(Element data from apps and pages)
== Segment start ==

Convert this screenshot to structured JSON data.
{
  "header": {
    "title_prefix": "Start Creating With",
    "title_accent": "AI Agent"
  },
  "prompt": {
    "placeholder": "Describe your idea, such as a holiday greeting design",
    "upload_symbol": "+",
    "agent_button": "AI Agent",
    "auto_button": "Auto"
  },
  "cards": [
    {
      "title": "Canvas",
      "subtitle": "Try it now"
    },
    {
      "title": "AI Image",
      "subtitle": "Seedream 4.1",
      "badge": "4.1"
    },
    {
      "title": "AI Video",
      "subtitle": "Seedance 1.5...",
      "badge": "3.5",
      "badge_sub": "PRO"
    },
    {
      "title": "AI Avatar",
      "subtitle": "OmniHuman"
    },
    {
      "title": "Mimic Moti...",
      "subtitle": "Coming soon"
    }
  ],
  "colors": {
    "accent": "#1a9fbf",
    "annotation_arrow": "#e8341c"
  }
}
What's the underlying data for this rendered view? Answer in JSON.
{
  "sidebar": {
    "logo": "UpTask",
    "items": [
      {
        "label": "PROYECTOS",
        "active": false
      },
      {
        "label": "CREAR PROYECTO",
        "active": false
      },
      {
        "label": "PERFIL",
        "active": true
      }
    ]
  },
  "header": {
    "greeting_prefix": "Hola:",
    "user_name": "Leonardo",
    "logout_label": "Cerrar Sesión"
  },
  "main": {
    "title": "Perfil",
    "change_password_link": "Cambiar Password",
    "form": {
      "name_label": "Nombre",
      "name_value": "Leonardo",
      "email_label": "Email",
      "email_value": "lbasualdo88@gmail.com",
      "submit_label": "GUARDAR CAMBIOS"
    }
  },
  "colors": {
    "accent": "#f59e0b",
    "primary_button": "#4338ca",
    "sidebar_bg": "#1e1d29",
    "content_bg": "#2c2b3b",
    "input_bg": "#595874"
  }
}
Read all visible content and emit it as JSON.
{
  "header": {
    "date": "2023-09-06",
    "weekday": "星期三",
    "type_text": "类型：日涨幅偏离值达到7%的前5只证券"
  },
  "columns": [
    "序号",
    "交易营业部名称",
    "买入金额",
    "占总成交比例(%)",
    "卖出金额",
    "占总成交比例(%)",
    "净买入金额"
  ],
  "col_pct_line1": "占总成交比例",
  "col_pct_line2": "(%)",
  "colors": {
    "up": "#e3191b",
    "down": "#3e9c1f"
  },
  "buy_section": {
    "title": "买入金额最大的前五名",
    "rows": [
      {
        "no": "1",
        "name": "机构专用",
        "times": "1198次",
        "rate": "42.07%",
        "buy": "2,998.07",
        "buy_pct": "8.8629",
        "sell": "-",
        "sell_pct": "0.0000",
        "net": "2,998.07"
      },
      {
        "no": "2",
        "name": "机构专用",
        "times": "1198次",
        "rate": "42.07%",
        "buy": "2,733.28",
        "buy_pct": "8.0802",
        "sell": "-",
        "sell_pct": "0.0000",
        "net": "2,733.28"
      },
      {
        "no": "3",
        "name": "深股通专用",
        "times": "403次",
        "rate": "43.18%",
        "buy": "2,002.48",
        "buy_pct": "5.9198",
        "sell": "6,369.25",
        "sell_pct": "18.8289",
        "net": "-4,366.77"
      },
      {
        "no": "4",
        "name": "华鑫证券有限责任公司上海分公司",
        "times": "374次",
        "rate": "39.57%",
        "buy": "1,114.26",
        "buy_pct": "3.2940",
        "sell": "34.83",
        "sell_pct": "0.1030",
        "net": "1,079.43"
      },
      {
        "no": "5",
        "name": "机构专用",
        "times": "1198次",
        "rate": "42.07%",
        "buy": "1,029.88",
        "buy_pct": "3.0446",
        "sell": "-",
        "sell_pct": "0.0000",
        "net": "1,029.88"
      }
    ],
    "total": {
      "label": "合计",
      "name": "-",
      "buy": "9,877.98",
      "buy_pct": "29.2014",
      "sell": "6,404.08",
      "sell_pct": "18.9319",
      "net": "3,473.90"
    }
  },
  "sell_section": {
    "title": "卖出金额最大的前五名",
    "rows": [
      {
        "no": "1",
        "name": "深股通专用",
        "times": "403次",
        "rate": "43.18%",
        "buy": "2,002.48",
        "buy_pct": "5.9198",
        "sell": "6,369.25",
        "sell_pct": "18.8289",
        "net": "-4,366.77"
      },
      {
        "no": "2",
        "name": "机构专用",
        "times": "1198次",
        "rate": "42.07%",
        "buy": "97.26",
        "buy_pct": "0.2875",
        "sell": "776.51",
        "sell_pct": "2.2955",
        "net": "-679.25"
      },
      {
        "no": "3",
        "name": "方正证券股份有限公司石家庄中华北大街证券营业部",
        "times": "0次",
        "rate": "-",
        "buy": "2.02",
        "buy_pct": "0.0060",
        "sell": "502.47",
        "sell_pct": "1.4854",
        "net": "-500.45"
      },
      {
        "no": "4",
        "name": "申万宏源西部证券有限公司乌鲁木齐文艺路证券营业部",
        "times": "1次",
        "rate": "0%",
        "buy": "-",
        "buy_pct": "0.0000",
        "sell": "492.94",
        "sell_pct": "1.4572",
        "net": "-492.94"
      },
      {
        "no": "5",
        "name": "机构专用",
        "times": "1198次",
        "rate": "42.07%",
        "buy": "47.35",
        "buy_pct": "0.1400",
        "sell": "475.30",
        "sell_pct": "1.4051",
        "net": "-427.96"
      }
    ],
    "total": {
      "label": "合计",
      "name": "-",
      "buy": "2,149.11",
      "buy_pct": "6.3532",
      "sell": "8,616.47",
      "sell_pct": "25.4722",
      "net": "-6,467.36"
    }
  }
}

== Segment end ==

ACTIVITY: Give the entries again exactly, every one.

SOLUTION TO THE PROBLEM:
Convert this screenshot to structured JSON data.
{
  "header": {
    "title_prefix": "Start Creating With",
    "title_accent": "AI Agent"
  },
  "prompt": {
    "placeholder": "Describe your idea, such as a holiday greeting design",
    "upload_symbol": "+",
    "agent_button": "AI Agent",
    "auto_button": "Auto"
  },
  "cards": [
    {
      "title": "Canvas",
      "subtitle": "Try it now"
    },
    {
      "title": "AI Image",
      "subtitle": "Seedream 4.1",
      "badge": "4.1"
    },
    {
      "title": "AI Video",
      "subtitle": "Seedance 1.5...",
      "badge": "3.5",
      "badge_sub": "PRO"
    },
    {
      "title": "AI Avatar",
      "subtitle": "OmniHuman"
    },
    {
      "title": "Mimic Moti...",
      "subtitle": "Coming soon"
    }
  ],
  "colors": {
    "accent": "#1a9fbf",
    "annotation_arrow": "#e8341c"
  }
}
What's the underlying data for this rendered view? Answer in JSON.
{
  "sidebar": {
    "logo": "UpTask",
    "items": [
      {
        "label": "PROYECTOS",
        "active": false
      },
      {
        "label": "CREAR PROYECTO",
        "active": false
      },
      {
        "label": "PERFIL",
        "active": true
      }
    ]
  },
  "header": {
    "greeting_prefix": "Hola:",
    "user_name": "Leonardo",
    "logout_label": "Cerrar Sesión"
  },
  "main": {
    "title": "Perfil",
    "change_password_link": "Cambiar Password",
    "form": {
      "name_label": "Nombre",
      "name_value": "Leonardo",
      "email_label": "Email",
      "email_value": "lbasualdo88@gmail.com",
      "submit_label": "GUARDAR CAMBIOS"
    }
  },
  "colors": {
    "accent": "#f59e0b",
    "primary_button": "#4338ca",
    "sidebar_bg": "#1e1d29",
    "content_bg": "#2c2b3b",
    "input_bg": "#595874"
  }
}
Read all visible content and emit it as JSON.
{
  "header": {
    "date": "2023-09-06",
    "weekday": "星期三",
    "type_text": "类型：日涨幅偏离值达到7%的前5只证券"
  },
  "columns": [
    "序号",
    "交易营业部名称",
    "买入金额",
    "占总成交比例(%)",
    "卖出金额",
    "占总成交比例(%)",
    "净买入金额"
  ],
  "col_pct_line1": "占总成交比例",
  "col_pct_line2": "(%)",
  "colors": {
    "up": "#e3191b",
    "down": "#3e9c1f"
  },
  "buy_section": {
    "title": "买入金额最大的前五名",
    "rows": [
      {
        "no": "1",
        "name": "机构专用",
        "times": "1198次",
        "rate": "42.07%",
        "buy": "2,998.07",
        "buy_pct": "8.8629",
        "sell": "-",
        "sell_pct": "0.0000",
        "net": "2,998.07"
      },
      {
        "no": "2",
        "name": "机构专用",
        "times": "1198次",
        "rate": "42.07%",
        "buy": "2,733.28",
        "buy_pct": "8.0802",
        "sell": "-",
        "sell_pct": "0.0000",
        "net": "2,733.28"
      },
      {
        "no": "3",
        "name": "深股通专用",
        "times": "403次",
        "rate": "43.18%",
        "buy": "2,002.48",
        "buy_pct": "5.9198",
        "sell": "6,369.25",
        "sell_pct": "18.8289",
        "net": "-4,366.77"
      },
      {
        "no": "4",
        "name": "华鑫证券有限责任公司上海分公司",
        "times": "374次",
        "rate": "39.57%",
        "buy": "1,114.26",
        "buy_pct": "3.2940",
        "sell": "34.83",
        "sell_pct": "0.1030",
        "net": "1,079.43"
      },
      {
        "no": "5",
        "name": "机构专用",
        "times": "1198次",
        "rate": "42.07%",
        "buy": "1,029.88",
        "buy_pct": "3.0446",
        "sell": "-",
        "sell_pct": "0.0000",
        "net": "1,029.88"
      }
    ],
    "total": {
      "label": "合计",
      "name": "-",
      "buy": "9,877.98",
      "buy_pct": "29.2014",
      "sell": "6,404.08",
      "sell_pct": "18.9319",
      "net": "3,473.90"
    }
  },
  "sell_section": {
    "title": "卖出金额最大的前五名",
    "rows": [
      {
        "no": "1",
        "name": "深股通专用",
        "times": "403次",
        "rate": "43.18%",
        "buy": "2,002.48",
        "buy_pct": "5.9198",
        "sell": "6,369.25",
        "sell_pct": "18.8289",
        "net": "-4,366.77"
      },
      {
        "no": "2",
        "name": "机构专用",
        "times": "1198次",
        "rate": "42.07%",
        "buy": "97.26",
        "buy_pct": "0.2875",
        "sell": "776.51",
        "sell_pct": "2.2955",
        "net": "-679.25"
      },
      {
        "no": "3",
        "name": "方正证券股份有限公司石家庄中华北大街证券营业部",
        "times": "0次",
        "rate": "-",
        "buy": "2.02",
        "buy_pct": "0.0060",
        "sell": "502.47",
        "sell_pct": "1.4854",
        "net": "-500.45"
      },
      {
        "no": "4",
        "name": "申万宏源西部证券有限公司乌鲁木齐文艺路证券营业部",
        "times": "1次",
        "rate": "0%",
        "buy": "-",
        "buy_pct": "0.0000",
        "sell": "492.94",
        "sell_pct": "1.4572",
        "net": "-492.94"
      },
      {
        "no": "5",
        "name": "机构专用",
        "times": "1198次",
        "rate": "42.07%",
        "buy": "47.35",
        "buy_pct": "0.1400",
        "sell": "475.30",
        "sell_pct": "1.4051",
        "net": "-427.96"
      }
    ],
    "total": {
      "label": "合计",
      "name": "-",
      "buy": "2,149.11",
      "buy_pct": "6.3532",
      "sell": "8,616.47",
      "sell_pct": "25.4722",
      "net": "-6,467.36"
    }
  }
}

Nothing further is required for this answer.